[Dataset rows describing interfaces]
>>>

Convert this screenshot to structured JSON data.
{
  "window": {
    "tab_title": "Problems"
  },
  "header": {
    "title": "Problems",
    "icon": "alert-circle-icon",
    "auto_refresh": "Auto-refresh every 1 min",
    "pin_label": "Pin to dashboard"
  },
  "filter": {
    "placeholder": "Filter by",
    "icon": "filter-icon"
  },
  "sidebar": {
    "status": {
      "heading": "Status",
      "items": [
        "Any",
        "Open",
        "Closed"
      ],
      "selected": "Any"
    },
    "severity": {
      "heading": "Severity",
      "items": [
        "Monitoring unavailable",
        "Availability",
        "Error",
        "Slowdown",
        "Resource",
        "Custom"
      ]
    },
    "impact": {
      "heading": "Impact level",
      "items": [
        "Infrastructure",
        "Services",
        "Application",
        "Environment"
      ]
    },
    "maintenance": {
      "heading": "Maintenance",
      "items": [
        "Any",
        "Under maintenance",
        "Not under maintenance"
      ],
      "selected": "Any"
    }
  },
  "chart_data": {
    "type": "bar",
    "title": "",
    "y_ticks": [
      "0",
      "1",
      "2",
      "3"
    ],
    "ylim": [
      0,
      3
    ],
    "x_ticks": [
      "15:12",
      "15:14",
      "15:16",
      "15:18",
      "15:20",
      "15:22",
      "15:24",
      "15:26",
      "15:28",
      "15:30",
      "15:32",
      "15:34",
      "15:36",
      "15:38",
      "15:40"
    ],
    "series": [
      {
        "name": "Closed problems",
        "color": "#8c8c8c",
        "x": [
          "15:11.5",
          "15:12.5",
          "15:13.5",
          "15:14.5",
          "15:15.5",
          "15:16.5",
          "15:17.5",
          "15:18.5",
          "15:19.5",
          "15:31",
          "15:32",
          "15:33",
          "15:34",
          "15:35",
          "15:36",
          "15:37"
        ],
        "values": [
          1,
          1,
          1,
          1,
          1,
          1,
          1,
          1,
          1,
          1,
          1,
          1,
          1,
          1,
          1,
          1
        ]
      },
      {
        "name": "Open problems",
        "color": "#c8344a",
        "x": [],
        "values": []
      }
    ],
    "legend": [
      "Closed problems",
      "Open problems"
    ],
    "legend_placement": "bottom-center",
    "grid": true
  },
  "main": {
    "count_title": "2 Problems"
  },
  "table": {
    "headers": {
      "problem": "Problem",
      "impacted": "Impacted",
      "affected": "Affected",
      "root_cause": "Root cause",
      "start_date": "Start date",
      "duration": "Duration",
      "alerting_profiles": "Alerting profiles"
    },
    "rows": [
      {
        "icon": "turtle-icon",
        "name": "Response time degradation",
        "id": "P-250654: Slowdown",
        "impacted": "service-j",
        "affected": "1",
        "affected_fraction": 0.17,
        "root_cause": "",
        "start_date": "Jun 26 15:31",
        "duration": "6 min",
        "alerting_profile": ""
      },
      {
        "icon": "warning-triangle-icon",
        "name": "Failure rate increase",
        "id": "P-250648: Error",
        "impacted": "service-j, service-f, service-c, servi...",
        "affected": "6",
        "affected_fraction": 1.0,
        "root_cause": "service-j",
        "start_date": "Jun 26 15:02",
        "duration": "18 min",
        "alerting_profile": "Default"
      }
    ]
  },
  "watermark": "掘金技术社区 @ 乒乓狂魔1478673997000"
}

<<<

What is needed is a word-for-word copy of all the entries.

_Expected answer:_
Convert this screenshot to structured JSON data.
{
  "window": {
    "tab_title": "Problems"
  },
  "header": {
    "title": "Problems",
    "icon": "alert-circle-icon",
    "auto_refresh": "Auto-refresh every 1 min",
    "pin_label": "Pin to dashboard"
  },
  "filter": {
    "placeholder": "Filter by",
    "icon": "filter-icon"
  },
  "sidebar": {
    "status": {
      "heading": "Status",
      "items": [
        "Any",
        "Open",
        "Closed"
      ],
      "selected": "Any"
    },
    "severity": {
      "heading": "Severity",
      "items": [
        "Monitoring unavailable",
        "Availability",
        "Error",
        "Slowdown",
        "Resource",
        "Custom"
      ]
    },
    "impact": {
      "heading": "Impact level",
      "items": [
        "Infrastructure",
        "Services",
        "Application",
        "Environment"
      ]
    },
    "maintenance": {
      "heading": "Maintenance",
      "items": [
        "Any",
        "Under maintenance",
        "Not under maintenance"
      ],
      "selected": "Any"
    }
  },
  "chart_data": {
    "type": "bar",
    "title": "",
    "y_ticks": [
      "0",
      "1",
      "2",
      "3"
    ],
    "ylim": [
      0,
      3
    ],
    "x_ticks": [
      "15:12",
      "15:14",
      "15:16",
      "15:18",
      "15:20",
      "15:22",
      "15:24",
      "15:26",
      "15:28",
      "15:30",
      "15:32",
      "15:34",
      "15:36",
      "15:38",
      "15:40"
    ],
    "series": [
      {
        "name": "Closed problems",
        "color": "#8c8c8c",
        "x": [
          "15:11.5",
          "15:12.5",
          "15:13.5",
          "15:14.5",
          "15:15.5",
          "15:16.5",
          "15:17.5",
          "15:18.5",
          "15:19.5",
          "15:31",
          "15:32",
          "15:33",
          "15:34",
          "15:35",
          "15:36",
          "15:37"
        ],
        "values": [
          1,
          1,
          1,
          1,
          1,
          1,
          1,
          1,
          1,
          1,
          1,
          1,
          1,
          1,
          1,
          1
        ]
      },
      {
        "name": "Open problems",
        "color": "#c8344a",
        "x": [],
        "values": []
      }
    ],
    "legend": [
      "Closed problems",
      "Open problems"
    ],
    "legend_placement": "bottom-center",
    "grid": true
  },
  "main": {
    "count_title": "2 Problems"
  },
  "table": {
    "headers": {
      "problem": "Problem",
      "impacted": "Impacted",
      "affected": "Affected",
      "root_cause": "Root cause",
      "start_date": "Start date",
      "duration": "Duration",
      "alerting_profiles": "Alerting profiles"
    },
    "rows": [
      {
        "icon": "turtle-icon",
        "name": "Response time degradation",
        "id": "P-250654: Slowdown",
        "impacted": "service-j",
        "affected": "1",
        "affected_fraction": 0.17,
        "root_cause": "",
        "start_date": "Jun 26 15:31",
        "duration": "6 min",
        "alerting_profile": ""
      },
      {
        "icon": "warning-triangle-icon",
        "name": "Failure rate increase",
        "id": "P-250648: Error",
        "impacted": "service-j, service-f, service-c, servi...",
        "affected": "6",
        "affected_fraction": 1.0,
        "root_cause": "service-j",
        "start_date": "Jun 26 15:02",
        "duration": "18 min",
        "alerting_profile": "Default"
      }
    ]
  },
  "watermark": "掘金技术社区 @ 乒乓狂魔1478673997000"
}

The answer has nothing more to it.